Client Context

Carter’s is one of the largest baby and children’s apparel companies in the world, processing items for wholesale, retail, and e-commerce channels. Carter’s Braselton DC recently acquired wholesale customer demand previously fulfilled by Carter’s Chino, CA facility which closed last year. New wholesale customers included high-volume vendors such as Amazon, Macy’s, and JCPenney. Braselton DC’s wholesale throughput is expected to grow from 127,083 units per day in 2022 to 162,670 units per day in 2023. When wholesale inventory and demand spiked in September and October of 2022, Carter’s saw symptoms of a stressed wholesale system such as delayed and canceled orders paired with congestion at the dock doors. The warehouse also faces labor shortages, particularly with forklift operators.  

Project Objective

The team analyzed the wholesale system, from processing to shipping, to provide Carter’s with recommendations that reduce costs and enable capacity to handle increased demand. The team identified areas of improvement through the investigation of order and customer profiles, process costs, and wholesale process touchpoints. This project aims to streamline system flows and reduce labor costs.

Design Strategy

The team qualitatively researched the system through several tours in the warehouse, interviews with employees (e.g. waving team, wholesale process managers, industrial engineers). The team quantitatively analyzed process flows (touchpoints, costs) in the warehouse for different wholesale orders to determine areas of improvement. Additionally, the team researched customer profiles within the wholesale channel to determine what system changes might have the largest impact. The team identified different ways, from inbound case processing to shipping, to minimize cost. Historical data from 2022 and early 2023, SOPs, warehouse layouts and more was provided by Carter’s and used to understand customer order profiles and current warehouse operations.  

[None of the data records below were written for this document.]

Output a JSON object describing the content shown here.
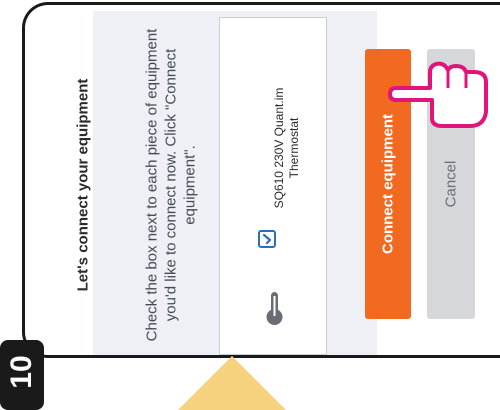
{
  "step": {
    "number": "10"
  },
  "screen": {
    "title": "Let's connect your equipment",
    "instruction": "Check the box next to each piece of equipment you'd like to connect now. Click \"Connect equipment\"."
  },
  "equipment": {
    "name_line1": "SQ610 230V Quant.im",
    "name_line2": "Thermostat",
    "checked": true,
    "icon": "thermostat-icon"
  },
  "buttons": {
    "connect_label": "Connect equipment",
    "cancel_label": "Cancel"
  },
  "colors": {
    "accent": "#f26a22",
    "checkbox": "#2a6fb8",
    "pointer_highlight": "#e0147a",
    "arrow": "#f7d27e"
  },
  "annotations": {
    "pointer": "hand-pointer-icon",
    "arrow": "triangle-pointer-icon"
  }
}
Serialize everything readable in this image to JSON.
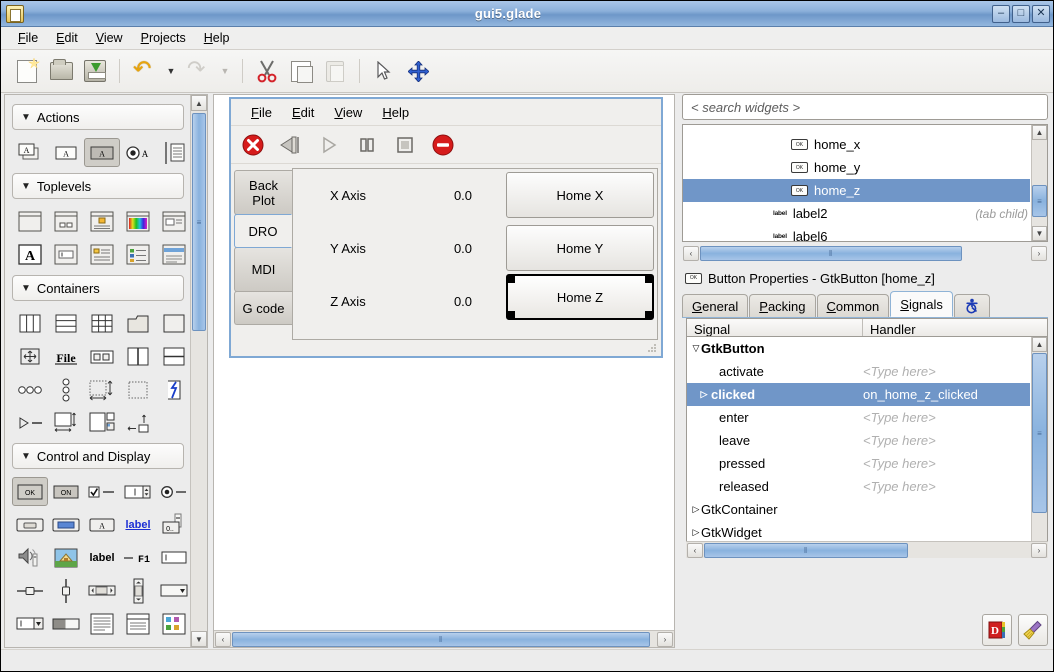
{
  "window": {
    "title": "gui5.glade",
    "icon": "glade-file-icon",
    "controls": {
      "minimize": "–",
      "maximize": "□",
      "close": "✕"
    }
  },
  "menubar": {
    "items": [
      {
        "label": "File",
        "mnemonic": "F"
      },
      {
        "label": "Edit",
        "mnemonic": "E"
      },
      {
        "label": "View",
        "mnemonic": "V"
      },
      {
        "label": "Projects",
        "mnemonic": "P"
      },
      {
        "label": "Help",
        "mnemonic": "H"
      }
    ]
  },
  "toolbar": {
    "buttons": [
      {
        "name": "new-project-icon",
        "title": "New"
      },
      {
        "name": "open-project-icon",
        "title": "Open"
      },
      {
        "name": "save-project-icon",
        "title": "Save"
      },
      {
        "name": "undo-icon",
        "title": "Undo"
      },
      {
        "name": "undo-dropdown-icon",
        "title": "Undo history"
      },
      {
        "name": "redo-icon",
        "title": "Redo"
      },
      {
        "name": "redo-dropdown-icon",
        "title": "Redo history"
      },
      {
        "name": "cut-icon",
        "title": "Cut"
      },
      {
        "name": "copy-icon",
        "title": "Copy"
      },
      {
        "name": "paste-icon",
        "title": "Paste"
      },
      {
        "name": "select-pointer-icon",
        "title": "Select"
      },
      {
        "name": "drag-resize-icon",
        "title": "Drag and Resize"
      }
    ]
  },
  "palette": {
    "groups": [
      {
        "label": "Actions",
        "expanded": true,
        "rows": [
          [
            {
              "name": "action-group-icon",
              "selected": false
            },
            {
              "name": "action-icon",
              "selected": false
            },
            {
              "name": "toggle-action-icon",
              "selected": true
            },
            {
              "name": "radio-action-icon",
              "selected": false
            },
            {
              "name": "recent-action-icon",
              "selected": false
            }
          ]
        ]
      },
      {
        "label": "Toplevels",
        "expanded": true,
        "rows": [
          [
            {
              "name": "window-icon",
              "selected": false
            },
            {
              "name": "dialog-icon",
              "selected": false
            },
            {
              "name": "message-dialog-icon",
              "selected": false
            },
            {
              "name": "color-selection-dialog-icon",
              "selected": false
            },
            {
              "name": "file-chooser-dialog-icon",
              "selected": false
            }
          ],
          [
            {
              "name": "font-selection-dialog-icon",
              "selected": false
            },
            {
              "name": "input-dialog-icon",
              "selected": false
            },
            {
              "name": "about-dialog-icon",
              "selected": false
            },
            {
              "name": "assistant-icon",
              "selected": false
            },
            {
              "name": "offscreen-window-icon",
              "selected": false
            }
          ]
        ]
      },
      {
        "label": "Containers",
        "expanded": true,
        "rows": [
          [
            {
              "name": "hbox-icon",
              "selected": false
            },
            {
              "name": "vbox-icon",
              "selected": false
            },
            {
              "name": "table-icon",
              "selected": false
            },
            {
              "name": "notebook-icon",
              "selected": false
            },
            {
              "name": "frame-icon",
              "selected": false
            }
          ],
          [
            {
              "name": "alignment-icon",
              "selected": false
            },
            {
              "name": "file-chooser-widget-icon",
              "selected": false
            },
            {
              "name": "hbutton-box-icon",
              "selected": false
            },
            {
              "name": "hpaned-icon",
              "selected": false
            },
            {
              "name": "vpaned-icon",
              "selected": false
            }
          ],
          [
            {
              "name": "vbutton-box-icon",
              "selected": false
            },
            {
              "name": "event-box-icon",
              "selected": false
            },
            {
              "name": "viewport-icon",
              "selected": false
            },
            {
              "name": "fixed-icon",
              "selected": false
            },
            {
              "name": "layout-icon",
              "selected": false
            }
          ],
          [
            {
              "name": "expander-icon",
              "selected": false
            },
            {
              "name": "scrolled-window-icon",
              "selected": false
            },
            {
              "name": "handle-box-icon",
              "selected": false
            },
            {
              "name": "toolbar-dock-icon",
              "selected": false
            },
            {
              "name": "spacer-icon",
              "selected": false
            }
          ]
        ]
      },
      {
        "label": "Control and Display",
        "expanded": true,
        "rows": [
          [
            {
              "name": "button-icon",
              "selected": true,
              "text": "OK"
            },
            {
              "name": "toggle-button-icon",
              "selected": false,
              "text": "ON"
            },
            {
              "name": "check-button-icon",
              "selected": false
            },
            {
              "name": "spin-button-icon",
              "selected": false
            },
            {
              "name": "radio-button-icon",
              "selected": false
            }
          ],
          [
            {
              "name": "file-chooser-button-icon",
              "selected": false
            },
            {
              "name": "color-button-icon",
              "selected": false
            },
            {
              "name": "font-button-icon",
              "selected": false
            },
            {
              "name": "link-button-icon",
              "selected": false,
              "text": "label"
            },
            {
              "name": "scale-button-icon",
              "selected": false,
              "text": "0.."
            }
          ],
          [
            {
              "name": "volume-button-icon",
              "selected": false
            },
            {
              "name": "image-icon",
              "selected": false
            },
            {
              "name": "label-icon",
              "selected": false,
              "text": "label"
            },
            {
              "name": "accel-label-icon",
              "selected": false,
              "text": "F1"
            },
            {
              "name": "entry-icon",
              "selected": false
            }
          ],
          [
            {
              "name": "hscale-icon",
              "selected": false
            },
            {
              "name": "vscale-icon",
              "selected": false
            },
            {
              "name": "hscrollbar-icon",
              "selected": false
            },
            {
              "name": "vscrollbar-icon",
              "selected": false
            },
            {
              "name": "combo-box-icon",
              "selected": false
            }
          ],
          [
            {
              "name": "combo-box-entry-icon",
              "selected": false
            },
            {
              "name": "progress-bar-icon",
              "selected": false
            },
            {
              "name": "text-view-icon",
              "selected": false
            },
            {
              "name": "tree-view-icon",
              "selected": false
            },
            {
              "name": "icon-view-icon",
              "selected": false
            }
          ],
          [
            {
              "name": "status-bar-icon",
              "selected": false
            },
            {
              "name": "toolbar-icon",
              "selected": false
            },
            {
              "name": "calendar-icon",
              "selected": false
            },
            {
              "name": "menu-bar-icon",
              "selected": false
            },
            {
              "name": "separator-icon",
              "selected": false
            }
          ]
        ]
      }
    ],
    "scrollbar": {
      "up": "▲",
      "down": "▼",
      "grip": "≡"
    }
  },
  "design": {
    "mock_window": {
      "menubar": [
        {
          "label": "File",
          "mnemonic": "F"
        },
        {
          "label": "Edit",
          "mnemonic": "E"
        },
        {
          "label": "View",
          "mnemonic": "V"
        },
        {
          "label": "Help",
          "mnemonic": "H"
        }
      ],
      "toolbar": [
        {
          "name": "estop-icon",
          "title": "E-Stop"
        },
        {
          "name": "machine-power-icon",
          "title": "Machine power"
        },
        {
          "name": "run-icon",
          "title": "Run"
        },
        {
          "name": "pause-icon",
          "title": "Pause"
        },
        {
          "name": "stop-icon",
          "title": "Stop"
        },
        {
          "name": "abort-icon",
          "title": "Abort"
        }
      ],
      "tabs": [
        {
          "label": "Back\nPlot",
          "label_line1": "Back",
          "label_line2": "Plot",
          "active": false
        },
        {
          "label": "DRO",
          "active": true
        },
        {
          "label": "MDI",
          "active": false
        },
        {
          "label": "G code",
          "active": false
        }
      ],
      "dro_rows": [
        {
          "axis": "X Axis",
          "value": "0.0",
          "button": "Home X",
          "selected": false
        },
        {
          "axis": "Y Axis",
          "value": "0.0",
          "button": "Home Y",
          "selected": false
        },
        {
          "axis": "Z Axis",
          "value": "0.0",
          "button": "Home Z",
          "selected": true
        }
      ]
    },
    "hscroll": {
      "left": "‹",
      "right": "›",
      "grip": "‖"
    }
  },
  "right_panel": {
    "search": {
      "placeholder": "< search widgets >",
      "value": "< search widgets >"
    },
    "widget_tree": {
      "rows": [
        {
          "icon": "button-tag-icon",
          "icon_text": "OK",
          "label": "home_x",
          "indent": 104,
          "selected": false,
          "note": ""
        },
        {
          "icon": "button-tag-icon",
          "icon_text": "OK",
          "label": "home_y",
          "indent": 104,
          "selected": false,
          "note": ""
        },
        {
          "icon": "button-tag-icon",
          "icon_text": "OK",
          "label": "home_z",
          "indent": 104,
          "selected": true,
          "note": ""
        },
        {
          "icon": "label-tag-icon",
          "icon_text": "label",
          "label": "label2",
          "indent": 86,
          "selected": false,
          "note": "(tab child)"
        },
        {
          "icon": "label-tag-icon",
          "icon_text": "label",
          "label": "label6",
          "indent": 86,
          "selected": false,
          "note": ""
        }
      ],
      "scroll": {
        "up": "▲",
        "down": "▼",
        "grip": "≡",
        "left": "‹",
        "right": "›",
        "hgrip": "‖"
      }
    },
    "properties": {
      "icon": "button-tag-icon",
      "icon_text": "OK",
      "title": "Button Properties - GtkButton [home_z]",
      "tabs": [
        {
          "label": "General",
          "mnemonic": "G",
          "active": false
        },
        {
          "label": "Packing",
          "mnemonic": "P",
          "active": false
        },
        {
          "label": "Common",
          "mnemonic": "C",
          "active": false
        },
        {
          "label": "Signals",
          "mnemonic": "S",
          "active": true
        },
        {
          "label": "",
          "name": "accessibility-icon",
          "active": false
        }
      ]
    },
    "signals": {
      "columns": {
        "signal": "Signal",
        "handler": "Handler"
      },
      "rows": [
        {
          "kind": "group",
          "expander": "▽",
          "signal": "GtkButton",
          "handler": "",
          "selected": false,
          "expanded": true
        },
        {
          "kind": "signal",
          "expander": "",
          "signal": "activate",
          "handler": "<Type here>",
          "empty": true,
          "selected": false
        },
        {
          "kind": "signal",
          "expander": "▷",
          "signal": "clicked",
          "handler": "on_home_z_clicked",
          "empty": false,
          "selected": true
        },
        {
          "kind": "signal",
          "expander": "",
          "signal": "enter",
          "handler": "<Type here>",
          "empty": true,
          "selected": false
        },
        {
          "kind": "signal",
          "expander": "",
          "signal": "leave",
          "handler": "<Type here>",
          "empty": true,
          "selected": false
        },
        {
          "kind": "signal",
          "expander": "",
          "signal": "pressed",
          "handler": "<Type here>",
          "empty": true,
          "selected": false
        },
        {
          "kind": "signal",
          "expander": "",
          "signal": "released",
          "handler": "<Type here>",
          "empty": true,
          "selected": false
        },
        {
          "kind": "group",
          "expander": "▷",
          "signal": "GtkContainer",
          "handler": "",
          "selected": false,
          "expanded": false
        },
        {
          "kind": "group",
          "expander": "▷",
          "signal": "GtkWidget",
          "handler": "",
          "selected": false,
          "expanded": false
        }
      ],
      "scroll": {
        "up": "▲",
        "down": "▼",
        "grip": "≡",
        "left": "‹",
        "right": "›",
        "hgrip": "‖"
      }
    },
    "bottom_buttons": [
      {
        "name": "devhelp-icon",
        "title": "Devhelp documentation"
      },
      {
        "name": "clear-broom-icon",
        "title": "Clear"
      }
    ]
  },
  "colors": {
    "titlebar_blue": "#8cb0da",
    "selection_blue": "#7096c8",
    "panel_bg": "#ececec",
    "design_border_blue": "#7fa8d4",
    "scrollbar_blue": "#89b2de"
  }
}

The team proposed the implementation of cross docking, a system change that would allow inbound cases to be routed directly to outbound docks to satisfy demand. The team identified cost of implementation and potential savings for major customers ordering in inbound case quantities. Additionally, a python GUI was developed to allow Carter’s to continue researching opportunities for cross docking for other customers’ orders. Second, the team provided analytical findings for case rounding to the customer. Orders could be rounded to a full case to skip the costly partial case picking steps. The deliverable contains an excel tool detailing the savings from a particular instance of case rounding and two graphs describing the overall savings from a given proportion on case rounding. The deliverable will help Carter’s negotiate and encourage case rounding strategies with their customers. Lastly, the team recommends customer-dedicated, but flexible pushback rack locations for pending shipments. The team provided Carter’s with a data set and corresponding Python optimization script indicating the appropriate rack assignments for each customer.

Value and Impact

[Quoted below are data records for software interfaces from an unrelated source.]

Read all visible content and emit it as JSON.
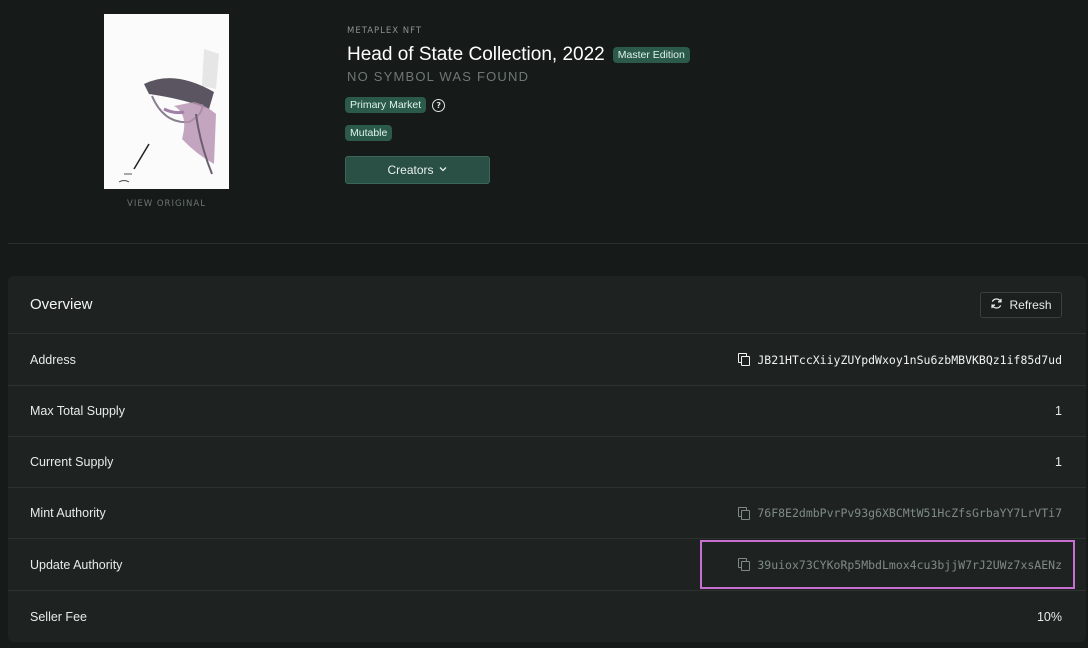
{
  "nft": {
    "view_original": "VIEW ORIGINAL",
    "eyebrow": "METAPLEX NFT",
    "title": "Head of State Collection, 2022",
    "edition_badge": "Master Edition",
    "symbol": "NO SYMBOL WAS FOUND",
    "market_badge": "Primary Market",
    "mutable_badge": "Mutable",
    "creators_button": "Creators"
  },
  "overview": {
    "title": "Overview",
    "refresh_label": "Refresh",
    "rows": [
      {
        "label": "Address",
        "value": "JB21HTccXiiyZUYpdWxoy1nSu6zbMBVKBQz1if85d7ud"
      },
      {
        "label": "Max Total Supply",
        "value": "1"
      },
      {
        "label": "Current Supply",
        "value": "1"
      },
      {
        "label": "Mint Authority",
        "value": "76F8E2dmbPvrPv93g6XBCMtW51HcZfsGrbaYY7LrVTi7"
      },
      {
        "label": "Update Authority",
        "value": "39uiox73CYKoRp5MbdLmox4cu3bjjW7rJ2UWz7xsAENz"
      },
      {
        "label": "Seller Fee",
        "value": "10%"
      }
    ]
  },
  "colors": {
    "accent": "#2b5a4b",
    "highlight": "#c76fd1",
    "background": "#161a19"
  }
}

Through cross docking, the team found 47% of all inbound inventory has the potential for cross docking (using a 10 – 21-day prep window), resulting in $1,253,996 of potential annual net savings.  Through case rounding, assuming 1/15 of a full case is an average rounding metric for customers, the team found that $176,819 can be saved by avoiding the partial case picking system. Through a dedicated pushback rack system, the team found $19,267 can be saved by having customer specific locations. Furthermore, the team expects additional benefits such as a reduction in lost pallets.

Project Information

Spring 2023
Carter's Inc.

Student Team

Benjamin Fisher, Vivek Polaru, Devanshu Tiwari, Andrew Kehoe, Thomas Pierce, Khurram Yamin, Raymond Jiang

Faculty Advisor

Faculty Evaluator